While Whangarei's re-elected mayor boogied on her deck and supped bubbly with supporters, celebrations in the bordering district were much more muted as Greg Gent took up the Kaipara mayoralty.

Preliminary council election results released yesterday saw Ruawai farmer and businessman Mr Gent, with 4,799 votes, easily beating Mangawhai's Bruce Rogan's 1,256 votes.

It is a reasonably sombre return to democracy for the district, which has been under the control of Government-appointed commissioners since 2012, when the previous elected council stepped aside, realising they were out of their depth with KDC's spiralling debt, a result of the botched Mangawhai Sewage Scheme.

Mr Gent was resolute, rather than victorious yesterday, though said he was "very pleased" with the election outcome.


"I've got to be able to do this job and deliver against some considerable challenges," Mr Gent said. "I would rather 'ra-ra' when we've made some real progress and are on equal footing with other councils in New Zealand. I would pop the champagne at that point."

Joining Mr Gent at the table will be councillors Libby Jones, Peter Wethey and Jonathan Larsen for Otamatea Ward; Andrew Wade and Karen Joyce-Paki for Dargaville; and Anna Curnow, Victoria De La Varis-Woodcock and Julie Geange for West Coast Central.

Principled rates rebel Mr Rogan became a household name in Kaipara with his tireless battle against the council in relation to illegally set rates following the scheme.

Mr Rogan had campaigned on sorting out "unfinished business", while Mr Gent said it was now time to look to the future, a future which included paying down the district's $65 million debt burden as quickly as possible while maintaining service levels and infrastructure.

"There's definitely the challenge of making something that's got problems into something we can be proud of," he said.

Mr Gent said the first order of business was getting councillors together "informally", learning about their vision for the district and working out what was actually achievable.
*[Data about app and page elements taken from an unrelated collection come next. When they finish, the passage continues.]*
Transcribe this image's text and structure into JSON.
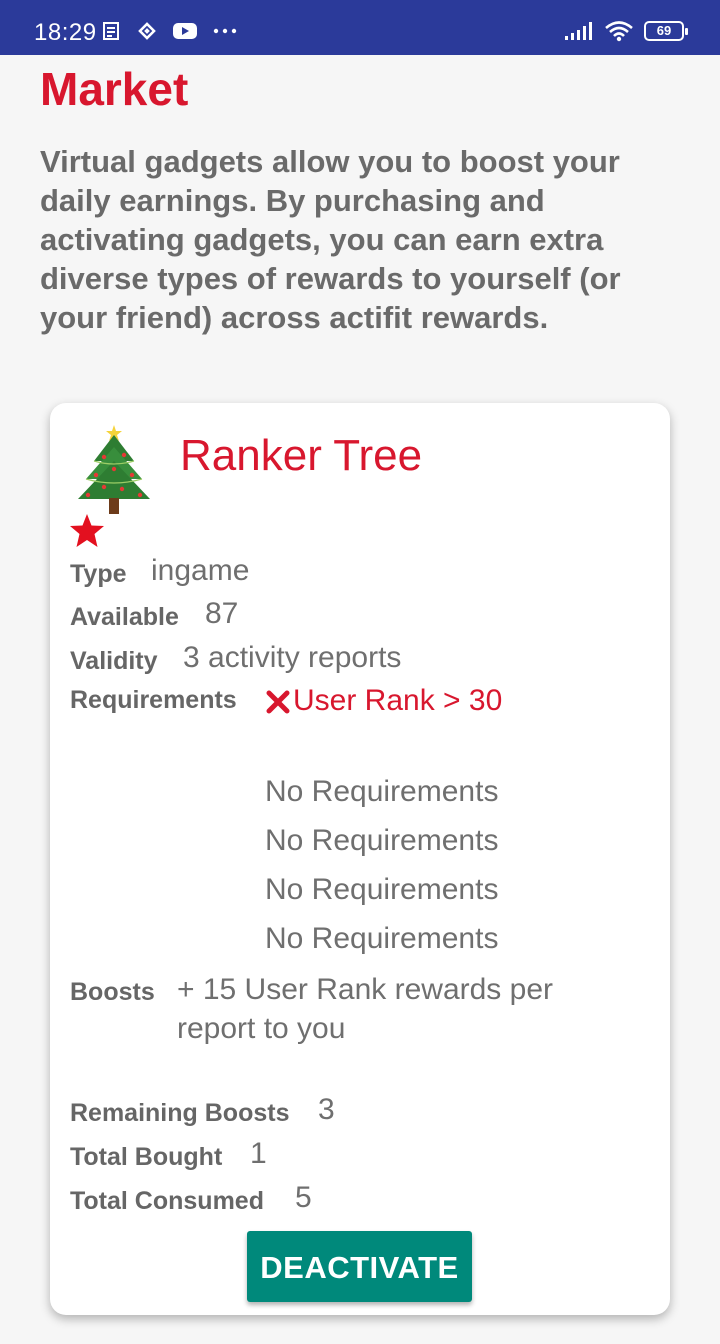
{
  "status_bar": {
    "time": "18:29",
    "battery": "69"
  },
  "page": {
    "title": "Market",
    "intro": "Virtual gadgets allow you to boost your daily earnings. By purchasing and activating gadgets, you can earn extra diverse types of rewards to yourself (or your friend) across actifit rewards."
  },
  "gadget": {
    "name": "Ranker Tree",
    "type_label": "Type",
    "type_value": "ingame",
    "available_label": "Available",
    "available_value": "87",
    "validity_label": "Validity",
    "validity_value": "3 activity reports",
    "requirements_label": "Requirements",
    "requirements": [
      {
        "text": "User Rank > 30",
        "met": false
      },
      {
        "text": "No Requirements",
        "met": true
      },
      {
        "text": "No Requirements",
        "met": true
      },
      {
        "text": "No Requirements",
        "met": true
      },
      {
        "text": "No Requirements",
        "met": true
      }
    ],
    "boosts_label": "Boosts",
    "boosts_value": "+ 15 User Rank rewards per report to you",
    "remaining_label": "Remaining Boosts",
    "remaining_value": "3",
    "bought_label": "Total Bought",
    "bought_value": "1",
    "consumed_label": "Total Consumed",
    "consumed_value": "5",
    "action_label": "DEACTIVATE"
  },
  "colors": {
    "accent_red": "#d8172e",
    "button_teal": "#00897b",
    "status_bar": "#2b3a9a"
  },
  "icons": [
    "christmas-tree-icon",
    "star-icon",
    "cross-icon",
    "wifi-icon",
    "signal-icon",
    "youtube-icon"
  ]
}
He was also looking at getting the team some independent governance coaching.

"It's better [the training] is done by an independent third party. We don't want a team of Greg yes-people," Mr Gent said.

Mr Gent has more than 20 years' governance experience including as chairman of Northland Dairy and Kiwi Dairy companies, and deputy chairman of Fonterra.


He currently chairs Southern Cross Health Group and FMG but said prior to the election that he would be trimming back his commitments outside Kaipara.